Collection entries
◆ ◆ ◆

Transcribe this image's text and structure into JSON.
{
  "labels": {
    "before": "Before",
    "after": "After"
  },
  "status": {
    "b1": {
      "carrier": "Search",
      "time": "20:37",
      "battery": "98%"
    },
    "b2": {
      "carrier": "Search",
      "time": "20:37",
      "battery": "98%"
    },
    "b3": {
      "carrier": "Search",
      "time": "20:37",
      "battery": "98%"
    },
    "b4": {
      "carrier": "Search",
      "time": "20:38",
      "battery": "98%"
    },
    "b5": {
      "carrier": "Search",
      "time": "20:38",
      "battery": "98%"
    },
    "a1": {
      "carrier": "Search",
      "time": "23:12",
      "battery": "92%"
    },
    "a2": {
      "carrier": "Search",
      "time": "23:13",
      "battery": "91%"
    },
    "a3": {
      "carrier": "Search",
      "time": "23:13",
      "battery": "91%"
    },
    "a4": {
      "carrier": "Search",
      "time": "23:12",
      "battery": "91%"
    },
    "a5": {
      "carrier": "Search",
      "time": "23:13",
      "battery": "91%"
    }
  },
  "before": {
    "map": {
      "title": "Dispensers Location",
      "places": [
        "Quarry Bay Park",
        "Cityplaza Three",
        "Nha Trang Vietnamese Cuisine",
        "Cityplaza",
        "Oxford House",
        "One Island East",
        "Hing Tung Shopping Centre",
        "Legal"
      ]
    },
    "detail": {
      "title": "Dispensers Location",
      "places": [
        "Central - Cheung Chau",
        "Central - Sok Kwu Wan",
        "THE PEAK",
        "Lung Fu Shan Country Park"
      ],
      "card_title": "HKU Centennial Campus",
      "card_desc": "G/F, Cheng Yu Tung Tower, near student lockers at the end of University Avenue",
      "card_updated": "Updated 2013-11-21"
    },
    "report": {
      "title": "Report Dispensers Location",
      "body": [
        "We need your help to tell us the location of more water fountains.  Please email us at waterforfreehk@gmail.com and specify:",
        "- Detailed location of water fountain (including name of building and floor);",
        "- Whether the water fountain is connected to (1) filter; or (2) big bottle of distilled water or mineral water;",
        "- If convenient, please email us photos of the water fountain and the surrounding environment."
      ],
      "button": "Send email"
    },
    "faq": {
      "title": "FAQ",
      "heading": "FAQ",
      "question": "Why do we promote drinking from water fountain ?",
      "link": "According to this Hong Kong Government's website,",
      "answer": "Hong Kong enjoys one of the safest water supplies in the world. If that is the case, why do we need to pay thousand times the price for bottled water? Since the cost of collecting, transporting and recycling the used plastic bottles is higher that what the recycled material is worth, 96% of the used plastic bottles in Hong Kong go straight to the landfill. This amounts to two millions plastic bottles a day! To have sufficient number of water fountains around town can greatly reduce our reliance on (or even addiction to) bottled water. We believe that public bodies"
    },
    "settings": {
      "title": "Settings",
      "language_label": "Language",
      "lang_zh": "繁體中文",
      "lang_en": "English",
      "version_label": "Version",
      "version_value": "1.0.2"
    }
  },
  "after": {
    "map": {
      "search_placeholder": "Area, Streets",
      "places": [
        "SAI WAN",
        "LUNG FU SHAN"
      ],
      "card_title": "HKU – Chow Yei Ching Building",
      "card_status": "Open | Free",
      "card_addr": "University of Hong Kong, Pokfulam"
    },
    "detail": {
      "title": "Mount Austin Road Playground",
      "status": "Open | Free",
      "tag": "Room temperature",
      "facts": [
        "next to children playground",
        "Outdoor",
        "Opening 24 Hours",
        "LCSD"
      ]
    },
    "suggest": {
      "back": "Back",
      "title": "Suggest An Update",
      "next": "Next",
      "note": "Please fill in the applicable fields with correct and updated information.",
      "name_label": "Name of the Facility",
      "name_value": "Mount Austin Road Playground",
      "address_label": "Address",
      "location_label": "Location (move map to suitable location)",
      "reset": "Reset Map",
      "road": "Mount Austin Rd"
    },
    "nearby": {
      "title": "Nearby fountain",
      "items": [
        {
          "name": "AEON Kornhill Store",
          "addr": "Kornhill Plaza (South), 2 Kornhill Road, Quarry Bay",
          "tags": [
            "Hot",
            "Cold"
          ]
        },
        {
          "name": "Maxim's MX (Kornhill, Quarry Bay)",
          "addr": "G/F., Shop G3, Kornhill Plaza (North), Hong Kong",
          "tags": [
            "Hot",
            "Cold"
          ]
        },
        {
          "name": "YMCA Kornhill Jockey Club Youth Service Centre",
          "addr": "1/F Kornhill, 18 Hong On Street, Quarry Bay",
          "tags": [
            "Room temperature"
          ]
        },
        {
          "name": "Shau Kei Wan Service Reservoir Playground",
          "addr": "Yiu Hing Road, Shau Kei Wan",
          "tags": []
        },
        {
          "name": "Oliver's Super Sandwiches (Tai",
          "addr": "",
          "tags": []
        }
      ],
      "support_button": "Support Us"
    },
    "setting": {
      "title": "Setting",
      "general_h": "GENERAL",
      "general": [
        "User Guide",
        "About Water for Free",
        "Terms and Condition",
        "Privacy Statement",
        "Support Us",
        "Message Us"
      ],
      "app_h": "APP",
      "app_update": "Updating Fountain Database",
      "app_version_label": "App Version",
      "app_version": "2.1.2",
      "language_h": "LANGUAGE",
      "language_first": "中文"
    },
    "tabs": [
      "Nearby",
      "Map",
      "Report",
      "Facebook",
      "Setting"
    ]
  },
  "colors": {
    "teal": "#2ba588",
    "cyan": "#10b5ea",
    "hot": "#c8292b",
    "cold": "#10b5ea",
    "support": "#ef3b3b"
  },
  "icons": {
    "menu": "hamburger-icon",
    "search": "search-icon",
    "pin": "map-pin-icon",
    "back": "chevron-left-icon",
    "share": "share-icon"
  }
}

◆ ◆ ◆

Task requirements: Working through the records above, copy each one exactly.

Answer to the exercise:
Transcribe this image's text and structure into JSON.
{
  "labels": {
    "before": "Before",
    "after": "After"
  },
  "status": {
    "b1": {
      "carrier": "Search",
      "time": "20:37",
      "battery": "98%"
    },
    "b2": {
      "carrier": "Search",
      "time": "20:37",
      "battery": "98%"
    },
    "b3": {
      "carrier": "Search",
      "time": "20:37",
      "battery": "98%"
    },
    "b4": {
      "carrier": "Search",
      "time": "20:38",
      "battery": "98%"
    },
    "b5": {
      "carrier": "Search",
      "time": "20:38",
      "battery": "98%"
    },
    "a1": {
      "carrier": "Search",
      "time": "23:12",
      "battery": "92%"
    },
    "a2": {
      "carrier": "Search",
      "time": "23:13",
      "battery": "91%"
    },
    "a3": {
      "carrier": "Search",
      "time": "23:13",
      "battery": "91%"
    },
    "a4": {
      "carrier": "Search",
      "time": "23:12",
      "battery": "91%"
    },
    "a5": {
      "carrier": "Search",
      "time": "23:13",
      "battery": "91%"
    }
  },
  "before": {
    "map": {
      "title": "Dispensers Location",
      "places": [
        "Quarry Bay Park",
        "Cityplaza Three",
        "Nha Trang Vietnamese Cuisine",
        "Cityplaza",
        "Oxford House",
        "One Island East",
        "Hing Tung Shopping Centre",
        "Legal"
      ]
    },
    "detail": {
      "title": "Dispensers Location",
      "places": [
        "Central - Cheung Chau",
        "Central - Sok Kwu Wan",
        "THE PEAK",
        "Lung Fu Shan Country Park"
      ],
      "card_title": "HKU Centennial Campus",
      "card_desc": "G/F, Cheng Yu Tung Tower, near student lockers at the end of University Avenue",
      "card_updated": "Updated 2013-11-21"
    },
    "report": {
      "title": "Report Dispensers Location",
      "body": [
        "We need your help to tell us the location of more water fountains.  Please email us at waterforfreehk@gmail.com and specify:",
        "- Detailed location of water fountain (including name of building and floor);",
        "- Whether the water fountain is connected to (1) filter; or (2) big bottle of distilled water or mineral water;",
        "- If convenient, please email us photos of the water fountain and the surrounding environment."
      ],
      "button": "Send email"
    },
    "faq": {
      "title": "FAQ",
      "heading": "FAQ",
      "question": "Why do we promote drinking from water fountain ?",
      "link": "According to this Hong Kong Government's website,",
      "answer": "Hong Kong enjoys one of the safest water supplies in the world. If that is the case, why do we need to pay thousand times the price for bottled water? Since the cost of collecting, transporting and recycling the used plastic bottles is higher that what the recycled material is worth, 96% of the used plastic bottles in Hong Kong go straight to the landfill. This amounts to two millions plastic bottles a day! To have sufficient number of water fountains around town can greatly reduce our reliance on (or even addiction to) bottled water. We believe that public bodies"
    },
    "settings": {
      "title": "Settings",
      "language_label": "Language",
      "lang_zh": "繁體中文",
      "lang_en": "English",
      "version_label": "Version",
      "version_value": "1.0.2"
    }
  },
  "after": {
    "map": {
      "search_placeholder": "Area, Streets",
      "places": [
        "SAI WAN",
        "LUNG FU SHAN"
      ],
      "card_title": "HKU – Chow Yei Ching Building",
      "card_status": "Open | Free",
      "card_addr": "University of Hong Kong, Pokfulam"
    },
    "detail": {
      "title": "Mount Austin Road Playground",
      "status": "Open | Free",
      "tag": "Room temperature",
      "facts": [
        "next to children playground",
        "Outdoor",
        "Opening 24 Hours",
        "LCSD"
      ]
    },
    "suggest": {
      "back": "Back",
      "title": "Suggest An Update",
      "next": "Next",
      "note": "Please fill in the applicable fields with correct and updated information.",
      "name_label": "Name of the Facility",
      "name_value": "Mount Austin Road Playground",
      "address_label": "Address",
      "location_label": "Location (move map to suitable location)",
      "reset": "Reset Map",
      "road": "Mount Austin Rd"
    },
    "nearby": {
      "title": "Nearby fountain",
      "items": [
        {
          "name": "AEON Kornhill Store",
          "addr": "Kornhill Plaza (South), 2 Kornhill Road, Quarry Bay",
          "tags": [
            "Hot",
            "Cold"
          ]
        },
        {
          "name": "Maxim's MX (Kornhill, Quarry Bay)",
          "addr": "G/F., Shop G3, Kornhill Plaza (North), Hong Kong",
          "tags": [
            "Hot",
            "Cold"
          ]
        },
        {
          "name": "YMCA Kornhill Jockey Club Youth Service Centre",
          "addr": "1/F Kornhill, 18 Hong On Street, Quarry Bay",
          "tags": [
            "Room temperature"
          ]
        },
        {
          "name": "Shau Kei Wan Service Reservoir Playground",
          "addr": "Yiu Hing Road, Shau Kei Wan",
          "tags": []
        },
        {
          "name": "Oliver's Super Sandwiches (Tai",
          "addr": "",
          "tags": []
        }
      ],
      "support_button": "Support Us"
    },
    "setting": {
      "title": "Setting",
      "general_h": "GENERAL",
      "general": [
        "User Guide",
        "About Water for Free",
        "Terms and Condition",
        "Privacy Statement",
        "Support Us",
        "Message Us"
      ],
      "app_h": "APP",
      "app_update": "Updating Fountain Database",
      "app_version_label": "App Version",
      "app_version": "2.1.2",
      "language_h": "LANGUAGE",
      "language_first": "中文"
    },
    "tabs": [
      "Nearby",
      "Map",
      "Report",
      "Facebook",
      "Setting"
    ]
  },
  "colors": {
    "teal": "#2ba588",
    "cyan": "#10b5ea",
    "hot": "#c8292b",
    "cold": "#10b5ea",
    "support": "#ef3b3b"
  },
  "icons": {
    "menu": "hamburger-icon",
    "search": "search-icon",
    "pin": "map-pin-icon",
    "back": "chevron-left-icon",
    "share": "share-icon"
  }
}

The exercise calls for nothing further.